Dil woh sooni gali hae tere baad

Din guzara hae kis tarah maen ne

Raat kuonkar dhali hae tere baad

Roz jita hun roz marta hun

Jab tere shehr se guzarta hun

Saif used to recite this poem in Mushairas in Amritsar with beautiful tarranum and used to spellbind the audience. Poet Shahzad Ahmad once told me that “we used to look towards Saif sahib with great admiration and pride when he used to come to the stage to recite his poetry and wanted to emulate him.” After migrating to Pakistan Saif neither participated in Mushairas nor himself recited this poem anywhere. I remember that many years later short story writer Nawaz once recited this poem for Mahmood Naazir (grand son of olden days poet Khushi Ahmad Naazir of Jogi fame) and myself in an exclusive sitting. He copied the style and rendition of Saif being his friend, admirer and witness of the recital of this poem in Amritsar.
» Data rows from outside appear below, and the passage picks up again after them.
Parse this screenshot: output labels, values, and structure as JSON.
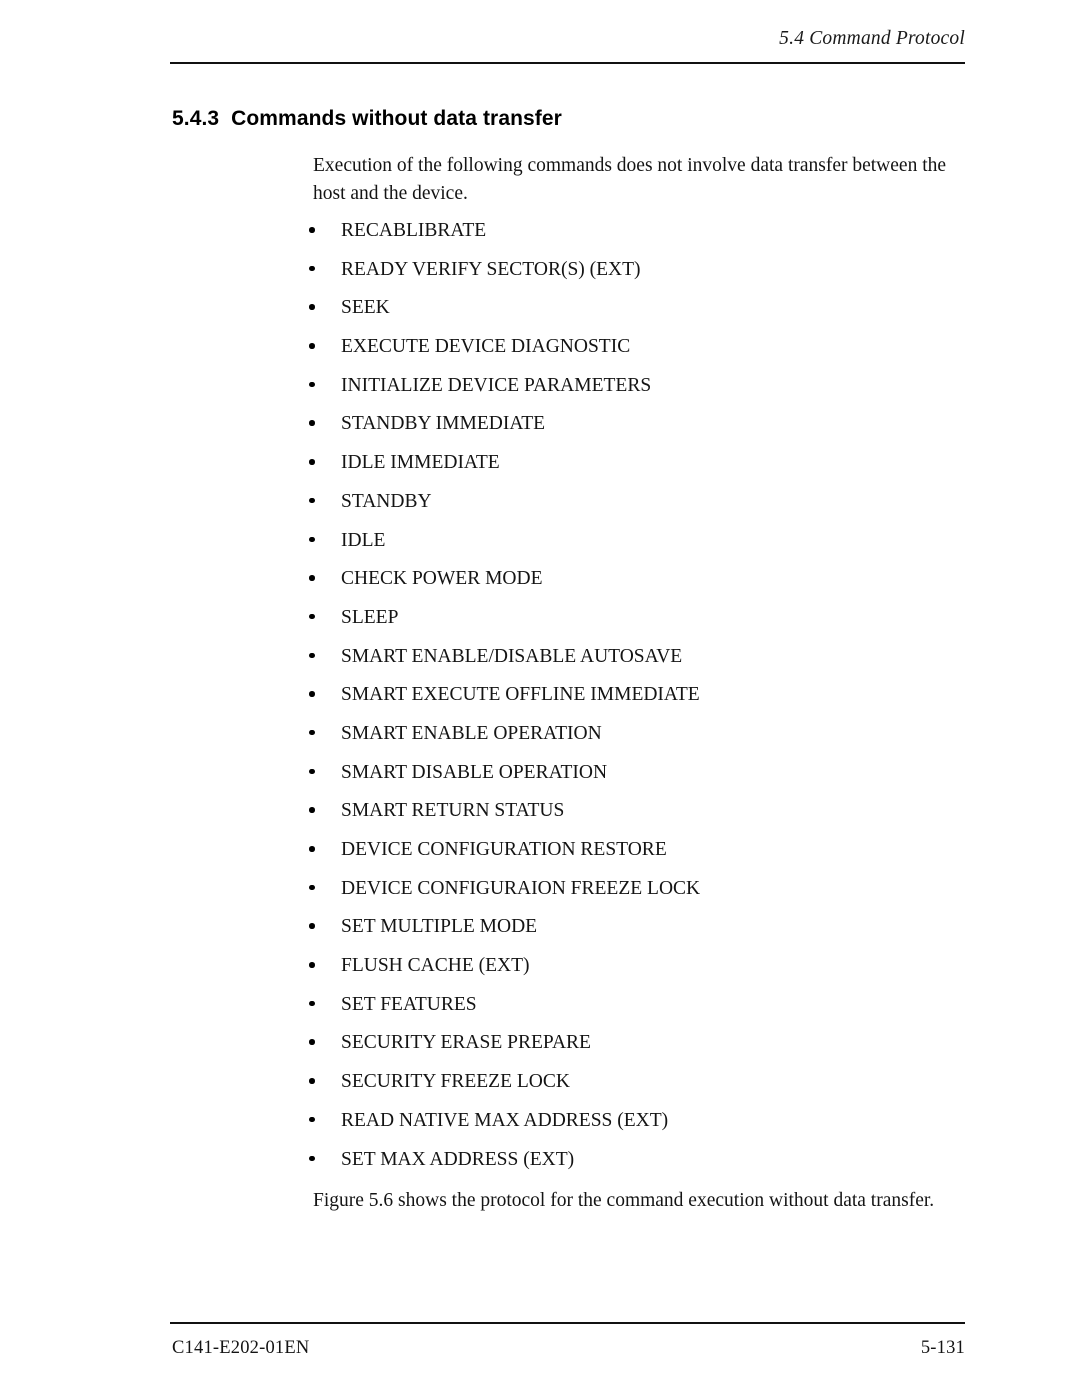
{
  "header": {
    "running_title": "5.4  Command Protocol"
  },
  "section": {
    "heading": "5.4.3  Commands without data transfer",
    "intro_paragraph": "Execution of the following commands does not involve data transfer between the host and the device.",
    "closing_paragraph": "Figure 5.6 shows the protocol for the command execution without data transfer."
  },
  "commands": [
    {
      "label": "RECABLIBRATE"
    },
    {
      "label": "READY VERIFY SECTOR(S) (EXT)"
    },
    {
      "label": "SEEK"
    },
    {
      "label": "EXECUTE DEVICE DIAGNOSTIC"
    },
    {
      "label": "INITIALIZE DEVICE PARAMETERS"
    },
    {
      "label": "STANDBY IMMEDIATE"
    },
    {
      "label": "IDLE IMMEDIATE"
    },
    {
      "label": "STANDBY"
    },
    {
      "label": "IDLE"
    },
    {
      "label": "CHECK POWER MODE"
    },
    {
      "label": "SLEEP"
    },
    {
      "label": "SMART ENABLE/DISABLE AUTOSAVE"
    },
    {
      "label": "SMART EXECUTE OFFLINE IMMEDIATE"
    },
    {
      "label": "SMART ENABLE OPERATION"
    },
    {
      "label": "SMART DISABLE OPERATION"
    },
    {
      "label": "SMART RETURN STATUS"
    },
    {
      "label": "DEVICE CONFIGURATION RESTORE"
    },
    {
      "label": "DEVICE CONFIGURAION FREEZE LOCK"
    },
    {
      "label": "SET MULTIPLE MODE"
    },
    {
      "label": "FLUSH CACHE (EXT)"
    },
    {
      "label": "SET FEATURES"
    },
    {
      "label": "SECURITY ERASE PREPARE"
    },
    {
      "label": "SECURITY FREEZE LOCK"
    },
    {
      "label": "READ NATIVE MAX ADDRESS (EXT)"
    },
    {
      "label": "SET MAX ADDRESS (EXT)"
    }
  ],
  "footer": {
    "document_number": "C141-E202-01EN",
    "page_number": "5-131"
  }
}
Frankly speaking the rendering of this poem in “Vaada” was nothing compared to the intensity of feelings with which Saif used to render this poem. Saif also wrote a poem Main tera shehr chorr jaoon ga which Mujib Alam sang in his melodious voice for “Shama and parwana”. Shehr or city was also intensely present in his ghazal:

Main akaila nakhl-e-sehra ki tarah hun kya karun

Yaar tere shehr mein aghyar tere shehr mein

Teri rusvai ka dar sau bar wapas le gaya

Shauq laya hae mujhe sau bar tere shehr mein

Jis ke shanon par teri zulf-e-parishan thi woh Saif

Dhoondhta hae saya-e-deewar tere shehr mein

The city of Amritsar can rightly boast of its role in the cultural development of Lahore after the partition. So much so that Beli -the first movie made in Pakistan was all an Amritsar- affair with Saadat Hasan Manto as the writer, Masud Parvez as the director, Rashid Attre as the music director and Ahmad Rahi as the lyricist. Keeping himself aloof from the literary activity Saif also got himself involved in this genre of art and initially wrote songs for pictures like Hichkole, Vaada, Anarkali, Qatil, Gumnam to quote a few and then at later stage himself decided to wield the megaphone by writing and directing one of Pakistan’s golden jubilee hits Saat Laakh. In this movie poet Shahzad Ahmad assisted Saif as assistant director.. Shahzad thereafter never tried to enter the domain of films. However Saif produced and directed another remarkable Punjabi movie entitled Kartar Singh. Inspired by the theme of partition Saif showed the humane side of a Sikh. He once told his friends that he reluctantly decided to make this film because it could raise controversy. Those still remembering the holocaust of 1947 could hardly accept the character of a Sikh who could be something other than an evil. But the picture that reminded the viewers of Ahmad Nadim Qasmi’s Parmeshar Singh and Ashfaq Ahmad’s Gadarya became a great success and initiated a new trend of purposeful films in Punjabi language. As the age overtook him Saif gave up the hard task of making his own films but continued to write songs for his Amritsari friend and assistant director Hasan Tariq’s independent movies. During his film-making career the writing of serious poetry naturally took the second place in his priorities but as the poet Jan Nisar Akhtar (father of Indian lyricist Javed Akhtar) once wrote “ The time has come that critics should also give due consideration to the film poetry of accomplished writers while evaluating their contribution to literature.” (End)